Is Under the Dome my favorite novel published in 2009? It's certainly up there. I also was quite fond of Steve Hely's How I Became a Famous Novelist, Marc Fitten's Valeria's Last Stand, Rebecca Cantrell's A Trace of Smoke,and Dan Chaon's Await Your Reply. Fantasies all. To be honest, much of my reading in 2009 was restricted to 18th-19th century American literature (for a class I taught at my college) so there are still quite a few novels which came out this year that are on my to-read list. And I look forward to reading them all, and hoping that each will provide me with that perfectly paradoxical combination of escapism and mimesis exemplified by the best episodes of The Twilight Zone.


Sophie Littlefield said...

I have been hearing a lot of buzz about DOME - and honestly, I've been thinking of buying it for my brand-spankin-new kindle (thanks Santa!!) for the sheer novelty of carrying a zillion billion words around in that tiny little digital nothin. (ok, ok, I know the rest of you sophisticated types are all ho-hum over the technology but i still think it's almost unbearably keen.)

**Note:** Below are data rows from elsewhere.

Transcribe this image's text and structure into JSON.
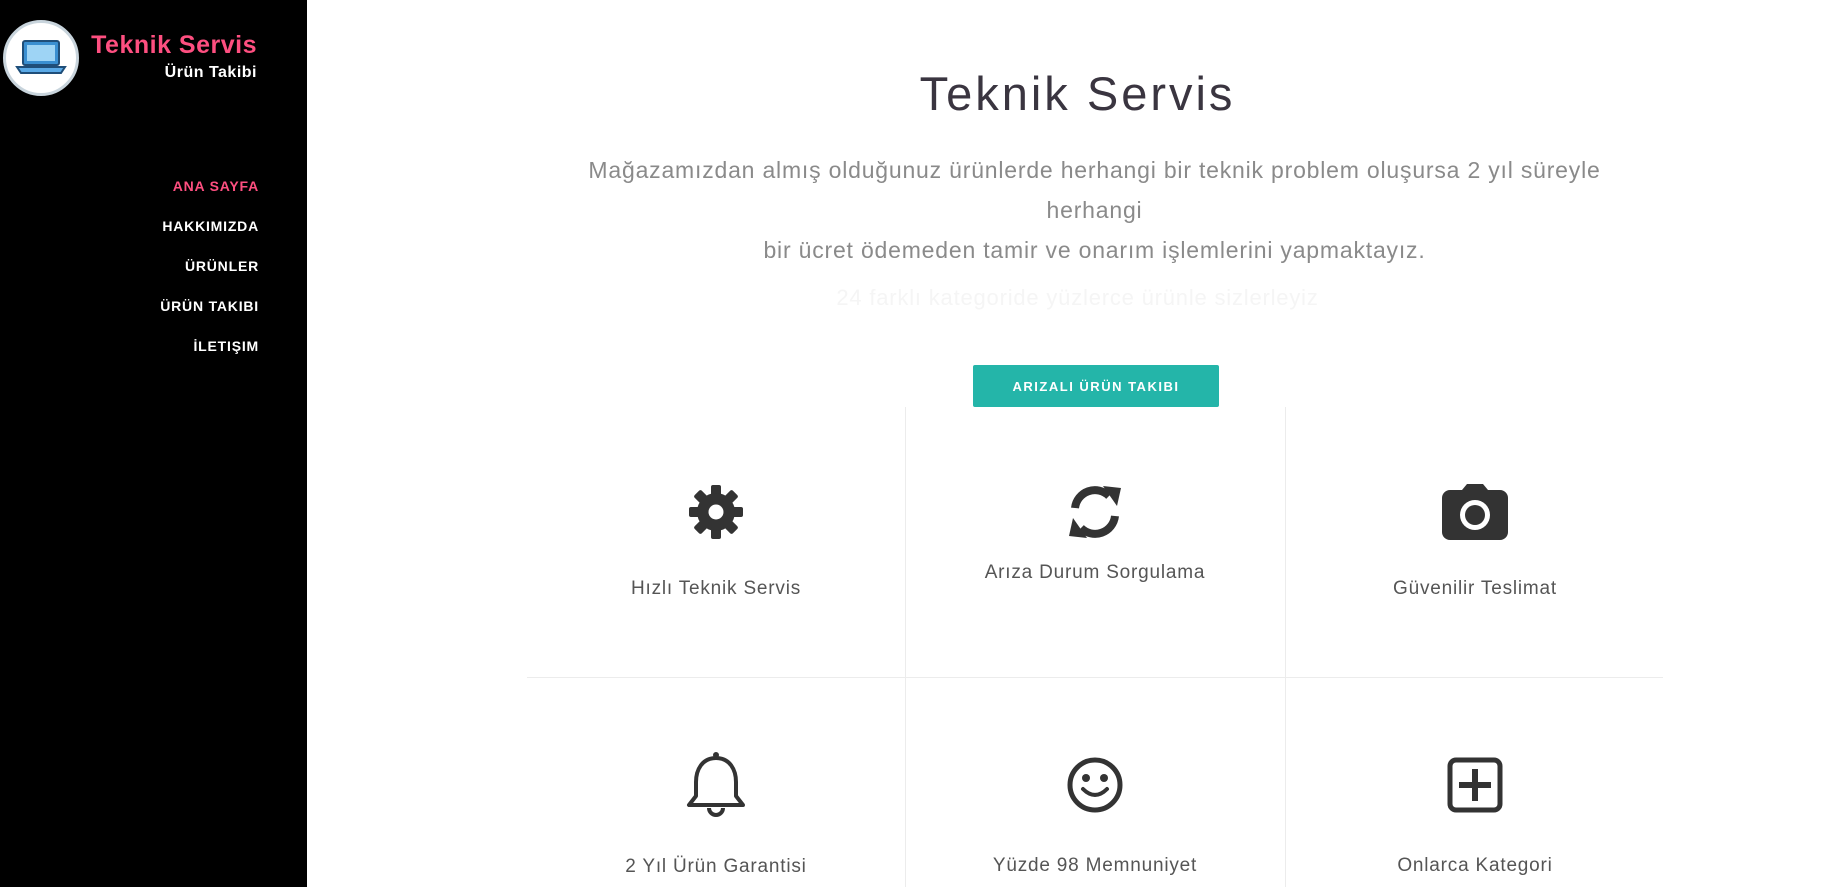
{
  "sidebar": {
    "logo_icon": "laptop-icon",
    "brand_title": "Teknik Servis",
    "brand_subtitle": "Ürün Takibi",
    "nav": [
      {
        "label": "ANA SAYFA",
        "active": true
      },
      {
        "label": "HAKKIMIZDA",
        "active": false
      },
      {
        "label": "ÜRÜNLER",
        "active": false
      },
      {
        "label": "ÜRÜN TAKIBI",
        "active": false
      },
      {
        "label": "İLETIŞIM",
        "active": false
      }
    ]
  },
  "hero": {
    "title": "Teknik Servis",
    "description_line1": "Mağazamızdan almış olduğunuz ürünlerde herhangi bir teknik problem oluşursa 2 yıl süreyle herhangi",
    "description_line2": "bir ücret ödemeden tamir ve onarım işlemlerini yapmaktayız.",
    "faint_text": "24 farklı kategoride yüzlerce ürünle sizlerleyiz",
    "cta_label": "ARIZALI ÜRÜN TAKIBI"
  },
  "features": [
    {
      "icon": "gear-icon",
      "label": "Hızlı Teknik Servis"
    },
    {
      "icon": "refresh-icon",
      "label": "Arıza Durum Sorgulama"
    },
    {
      "icon": "camera-icon",
      "label": "Güvenilir Teslimat"
    },
    {
      "icon": "bell-icon",
      "label": "2 Yıl Ürün Garantisi"
    },
    {
      "icon": "smile-icon",
      "label": "Yüzde 98 Memnuniyet"
    },
    {
      "icon": "plus-square-icon",
      "label": "Onlarca Kategori"
    }
  ],
  "colors": {
    "accent_pink": "#fe4f80",
    "button_teal": "#24b5a9",
    "sidebar_bg": "#000000",
    "icon_dark": "#333333"
  }
}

I bought LISEY (in hardback!) and never read it. did the trick of landing in the middle to see how a few graphs hit me, and it just...didn't. Am looking forward to giving the new one a shot.

(Pimped out On Writing at nearly every workshop we did this year...)

Joshua Corin said...

Isn't ON WRITING just about the best book on how to write good prose? I love it. And the autobiographical section is heartbreaking.

Jen Forbus said...

I'm not much of a fan of Stephen King and that's not to take anything away from his writing abilities. I just simply don't do horror and by the time he started veering a bit from that genre, I had so much else I was reading that I never really checked into any by him.

This year I did not read much 18-19c. American lit. and I still have many, many books from 2009 I'd like to read! This was just an amazing year for crime fiction. I hope 2010 is equally great if not better...of course, then I'll have even more backup if that's the case, but who cares?!?!?

Rebecca Cantrell said...

Thanks, Josh! I knew there was a reason I wanted you to be my co-blogger (so you could say nice things about my book!).

I loved NUCLEAR WINTER WONDERLAND too, BTW. Great sense of the absurd! Exactly what one expects when a slacker and a Spanish-speaking Croatian clown set out to save the world from a serial killer armed with 12 nuclear weapons.

But really, couldn't you have made the nuclear weapons something more modern, like heroin? :)

Kelli Stanley said...

Josh, I could go on about The Twilight Zone for hours ... SUPERB writing, in a range of genres and emotional resonance. Many of the same writers--Richard Matheson, for example--also wrote for THRILLER, which was more of a horror show, and for my money, the scariest to ever hit TV. Unfortunately, it's not available on DVD.

As for TZ ... Jerome Bixby's "It's a Good Life" is one of the most terrifying short stories ever--brilliantly done--and "The Invaders", with Agnes Moorehead, is extraordinary. But I loved the gentler TZ moments, too ... like "A Stop at Willougby." And if I remember correctly, "An Occurence at Owl Creek Bridge"--Oscar-winning short from France--aired as a TZ episode.

Just remember: "It's a cookbook!" ;)


Evan Lewis said...

Fine review. King's fine prose has been squandered too long on mere horror.

Shane Gericke said...

Mmmm, that book sounds good, Josh. I've been scared away from King books for awhile, for the reasons you cite, but this sounds like he's back in old form. I like your sum-up, too: Maine town in a snow globe.

I read On Writing when I switched over from newspapers to books, and it was the best how-to I ever read. Quick, too, which was even better. Dean Koontz had a dandy how-to out then too, but the name escapes me.

Joshua Corin said...

Kelli - I love those episodes of TZ. Some of the best TV ever.

I think Dean Koontz's book was Writing Popular Fiction or some such. I remember reading it as a kid in my local library, although I have very little recollection of any of the suggestions he offers. But I have very little recollection of any of Koontz.